--- START ---
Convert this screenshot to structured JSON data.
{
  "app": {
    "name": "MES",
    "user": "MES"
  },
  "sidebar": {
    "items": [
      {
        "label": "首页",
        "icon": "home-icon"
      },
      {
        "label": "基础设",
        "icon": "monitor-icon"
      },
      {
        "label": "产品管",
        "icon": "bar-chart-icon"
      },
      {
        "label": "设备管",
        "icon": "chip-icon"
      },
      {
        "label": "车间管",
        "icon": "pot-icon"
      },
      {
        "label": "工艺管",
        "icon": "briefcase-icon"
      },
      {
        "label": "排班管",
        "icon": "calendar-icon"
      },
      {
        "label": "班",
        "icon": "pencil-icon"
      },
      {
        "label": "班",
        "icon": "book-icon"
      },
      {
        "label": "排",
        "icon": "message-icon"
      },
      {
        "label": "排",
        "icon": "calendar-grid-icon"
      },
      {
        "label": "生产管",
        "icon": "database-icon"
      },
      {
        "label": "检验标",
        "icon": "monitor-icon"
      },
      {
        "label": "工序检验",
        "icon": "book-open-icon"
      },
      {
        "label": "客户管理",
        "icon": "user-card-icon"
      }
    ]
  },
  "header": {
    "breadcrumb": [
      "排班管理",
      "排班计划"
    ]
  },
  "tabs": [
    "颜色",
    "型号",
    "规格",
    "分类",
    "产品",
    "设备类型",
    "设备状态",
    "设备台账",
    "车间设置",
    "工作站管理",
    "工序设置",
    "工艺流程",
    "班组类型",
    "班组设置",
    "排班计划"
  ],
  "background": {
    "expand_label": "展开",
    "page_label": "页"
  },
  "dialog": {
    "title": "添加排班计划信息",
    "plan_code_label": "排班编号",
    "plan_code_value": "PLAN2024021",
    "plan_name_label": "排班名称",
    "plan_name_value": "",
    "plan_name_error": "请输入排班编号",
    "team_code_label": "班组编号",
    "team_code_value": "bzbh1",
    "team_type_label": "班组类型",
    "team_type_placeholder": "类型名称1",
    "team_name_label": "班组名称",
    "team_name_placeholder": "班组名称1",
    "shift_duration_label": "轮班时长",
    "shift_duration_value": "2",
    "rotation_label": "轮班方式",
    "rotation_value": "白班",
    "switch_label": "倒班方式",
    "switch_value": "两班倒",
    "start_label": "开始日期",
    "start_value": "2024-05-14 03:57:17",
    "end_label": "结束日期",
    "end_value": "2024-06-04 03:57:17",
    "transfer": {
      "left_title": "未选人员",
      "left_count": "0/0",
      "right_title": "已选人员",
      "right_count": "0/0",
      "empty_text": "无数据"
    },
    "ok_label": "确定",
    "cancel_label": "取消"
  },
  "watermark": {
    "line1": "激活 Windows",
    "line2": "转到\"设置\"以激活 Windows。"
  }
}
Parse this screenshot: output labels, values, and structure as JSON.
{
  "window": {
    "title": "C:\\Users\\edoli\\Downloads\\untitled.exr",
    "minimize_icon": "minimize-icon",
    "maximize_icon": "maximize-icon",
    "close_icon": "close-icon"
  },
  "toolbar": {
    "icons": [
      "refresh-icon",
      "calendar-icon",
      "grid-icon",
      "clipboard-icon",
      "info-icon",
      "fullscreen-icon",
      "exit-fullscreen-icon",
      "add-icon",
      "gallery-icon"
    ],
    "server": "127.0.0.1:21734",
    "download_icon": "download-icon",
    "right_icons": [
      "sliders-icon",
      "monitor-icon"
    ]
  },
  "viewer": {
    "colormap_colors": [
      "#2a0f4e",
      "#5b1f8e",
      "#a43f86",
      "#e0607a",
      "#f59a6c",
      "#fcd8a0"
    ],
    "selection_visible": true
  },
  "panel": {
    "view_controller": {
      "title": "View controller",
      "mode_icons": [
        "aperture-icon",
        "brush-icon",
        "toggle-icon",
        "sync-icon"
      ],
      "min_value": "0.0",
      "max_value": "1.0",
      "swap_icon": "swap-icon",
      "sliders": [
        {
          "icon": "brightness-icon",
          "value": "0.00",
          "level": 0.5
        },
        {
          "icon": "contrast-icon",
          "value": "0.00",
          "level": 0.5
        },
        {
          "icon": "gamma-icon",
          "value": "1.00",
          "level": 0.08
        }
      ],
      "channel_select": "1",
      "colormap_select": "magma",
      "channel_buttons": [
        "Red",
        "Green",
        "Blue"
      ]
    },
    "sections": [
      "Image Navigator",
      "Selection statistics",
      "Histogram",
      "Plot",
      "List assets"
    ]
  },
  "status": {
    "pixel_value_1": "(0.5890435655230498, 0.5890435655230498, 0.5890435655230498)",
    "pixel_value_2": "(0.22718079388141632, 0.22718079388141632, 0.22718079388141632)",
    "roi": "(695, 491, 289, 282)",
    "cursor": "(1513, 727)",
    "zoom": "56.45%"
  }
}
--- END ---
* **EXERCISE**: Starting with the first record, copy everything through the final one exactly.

* **ANSWER FOR THIS EXERCISE**:
Convert this screenshot to structured JSON data.
{
  "app": {
    "name": "MES",
    "user": "MES"
  },
  "sidebar": {
    "items": [
      {
        "label": "首页",
        "icon": "home-icon"
      },
      {
        "label": "基础设",
        "icon": "monitor-icon"
      },
      {
        "label": "产品管",
        "icon": "bar-chart-icon"
      },
      {
        "label": "设备管",
        "icon": "chip-icon"
      },
      {
        "label": "车间管",
        "icon": "pot-icon"
      },
      {
        "label": "工艺管",
        "icon": "briefcase-icon"
      },
      {
        "label": "排班管",
        "icon": "calendar-icon"
      },
      {
        "label": "班",
        "icon": "pencil-icon"
      },
      {
        "label": "班",
        "icon": "book-icon"
      },
      {
        "label": "排",
        "icon": "message-icon"
      },
      {
        "label": "排",
        "icon": "calendar-grid-icon"
      },
      {
        "label": "生产管",
        "icon": "database-icon"
      },
      {
        "label": "检验标",
        "icon": "monitor-icon"
      },
      {
        "label": "工序检验",
        "icon": "book-open-icon"
      },
      {
        "label": "客户管理",
        "icon": "user-card-icon"
      }
    ]
  },
  "header": {
    "breadcrumb": [
      "排班管理",
      "排班计划"
    ]
  },
  "tabs": [
    "颜色",
    "型号",
    "规格",
    "分类",
    "产品",
    "设备类型",
    "设备状态",
    "设备台账",
    "车间设置",
    "工作站管理",
    "工序设置",
    "工艺流程",
    "班组类型",
    "班组设置",
    "排班计划"
  ],
  "background": {
    "expand_label": "展开",
    "page_label": "页"
  },
  "dialog": {
    "title": "添加排班计划信息",
    "plan_code_label": "排班编号",
    "plan_code_value": "PLAN2024021",
    "plan_name_label": "排班名称",
    "plan_name_value": "",
    "plan_name_error": "请输入排班编号",
    "team_code_label": "班组编号",
    "team_code_value": "bzbh1",
    "team_type_label": "班组类型",
    "team_type_placeholder": "类型名称1",
    "team_name_label": "班组名称",
    "team_name_placeholder": "班组名称1",
    "shift_duration_label": "轮班时长",
    "shift_duration_value": "2",
    "rotation_label": "轮班方式",
    "rotation_value": "白班",
    "switch_label": "倒班方式",
    "switch_value": "两班倒",
    "start_label": "开始日期",
    "start_value": "2024-05-14 03:57:17",
    "end_label": "结束日期",
    "end_value": "2024-06-04 03:57:17",
    "transfer": {
      "left_title": "未选人员",
      "left_count": "0/0",
      "right_title": "已选人员",
      "right_count": "0/0",
      "empty_text": "无数据"
    },
    "ok_label": "确定",
    "cancel_label": "取消"
  },
  "watermark": {
    "line1": "激活 Windows",
    "line2": "转到\"设置\"以激活 Windows。"
  }
}
Parse this screenshot: output labels, values, and structure as JSON.
{
  "window": {
    "title": "C:\\Users\\edoli\\Downloads\\untitled.exr",
    "minimize_icon": "minimize-icon",
    "maximize_icon": "maximize-icon",
    "close_icon": "close-icon"
  },
  "toolbar": {
    "icons": [
      "refresh-icon",
      "calendar-icon",
      "grid-icon",
      "clipboard-icon",
      "info-icon",
      "fullscreen-icon",
      "exit-fullscreen-icon",
      "add-icon",
      "gallery-icon"
    ],
    "server": "127.0.0.1:21734",
    "download_icon": "download-icon",
    "right_icons": [
      "sliders-icon",
      "monitor-icon"
    ]
  },
  "viewer": {
    "colormap_colors": [
      "#2a0f4e",
      "#5b1f8e",
      "#a43f86",
      "#e0607a",
      "#f59a6c",
      "#fcd8a0"
    ],
    "selection_visible": true
  },
  "panel": {
    "view_controller": {
      "title": "View controller",
      "mode_icons": [
        "aperture-icon",
        "brush-icon",
        "toggle-icon",
        "sync-icon"
      ],
      "min_value": "0.0",
      "max_value": "1.0",
      "swap_icon": "swap-icon",
      "sliders": [
        {
          "icon": "brightness-icon",
          "value": "0.00",
          "level": 0.5
        },
        {
          "icon": "contrast-icon",
          "value": "0.00",
          "level": 0.5
        },
        {
          "icon": "gamma-icon",
          "value": "1.00",
          "level": 0.08
        }
      ],
      "channel_select": "1",
      "colormap_select": "magma",
      "channel_buttons": [
        "Red",
        "Green",
        "Blue"
      ]
    },
    "sections": [
      "Image Navigator",
      "Selection statistics",
      "Histogram",
      "Plot",
      "List assets"
    ]
  },
  "status": {
    "pixel_value_1": "(0.5890435655230498, 0.5890435655230498, 0.5890435655230498)",
    "pixel_value_2": "(0.22718079388141632, 0.22718079388141632, 0.22718079388141632)",
    "roi": "(695, 491, 289, 282)",
    "cursor": "(1513, 727)",
    "zoom": "56.45%"
  }
}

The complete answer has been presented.